**WORK ORDER**
Gather each line in the entries that includes the string "icon".

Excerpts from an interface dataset
Segment Open
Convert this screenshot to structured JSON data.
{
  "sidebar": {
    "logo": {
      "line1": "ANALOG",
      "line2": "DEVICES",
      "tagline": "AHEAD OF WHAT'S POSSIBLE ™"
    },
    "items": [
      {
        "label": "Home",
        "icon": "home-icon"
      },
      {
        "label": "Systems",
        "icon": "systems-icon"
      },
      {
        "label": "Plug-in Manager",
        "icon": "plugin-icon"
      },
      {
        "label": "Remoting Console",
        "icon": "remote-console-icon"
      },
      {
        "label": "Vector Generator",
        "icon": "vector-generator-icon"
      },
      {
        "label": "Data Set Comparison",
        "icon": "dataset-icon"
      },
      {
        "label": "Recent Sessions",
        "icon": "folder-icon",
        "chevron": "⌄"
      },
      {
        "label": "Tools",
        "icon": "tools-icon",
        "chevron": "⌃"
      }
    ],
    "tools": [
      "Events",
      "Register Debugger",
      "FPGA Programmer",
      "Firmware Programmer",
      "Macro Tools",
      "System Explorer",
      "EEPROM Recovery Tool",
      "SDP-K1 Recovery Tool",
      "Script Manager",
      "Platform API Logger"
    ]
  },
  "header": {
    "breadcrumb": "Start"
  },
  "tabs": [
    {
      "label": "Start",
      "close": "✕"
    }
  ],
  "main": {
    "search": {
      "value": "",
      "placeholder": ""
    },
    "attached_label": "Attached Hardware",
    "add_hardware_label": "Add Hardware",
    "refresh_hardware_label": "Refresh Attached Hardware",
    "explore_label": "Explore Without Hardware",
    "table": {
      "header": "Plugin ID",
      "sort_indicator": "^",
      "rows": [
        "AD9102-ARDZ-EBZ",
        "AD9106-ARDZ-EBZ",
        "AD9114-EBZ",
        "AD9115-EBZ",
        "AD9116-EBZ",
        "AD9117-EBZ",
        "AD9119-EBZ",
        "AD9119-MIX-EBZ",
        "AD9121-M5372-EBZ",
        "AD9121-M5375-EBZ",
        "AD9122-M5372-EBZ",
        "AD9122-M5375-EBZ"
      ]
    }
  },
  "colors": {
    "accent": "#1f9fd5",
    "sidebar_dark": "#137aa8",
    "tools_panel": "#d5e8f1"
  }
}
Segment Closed
**TASK RESPONSE**
        "icon": "home-icon"
        "icon": "systems-icon"
        "icon": "plugin-icon"
        "icon": "remote-console-icon"
        "icon": "vector-generator-icon"
        "icon": "dataset-icon"
        "icon": "folder-icon",
        "icon": "tools-icon",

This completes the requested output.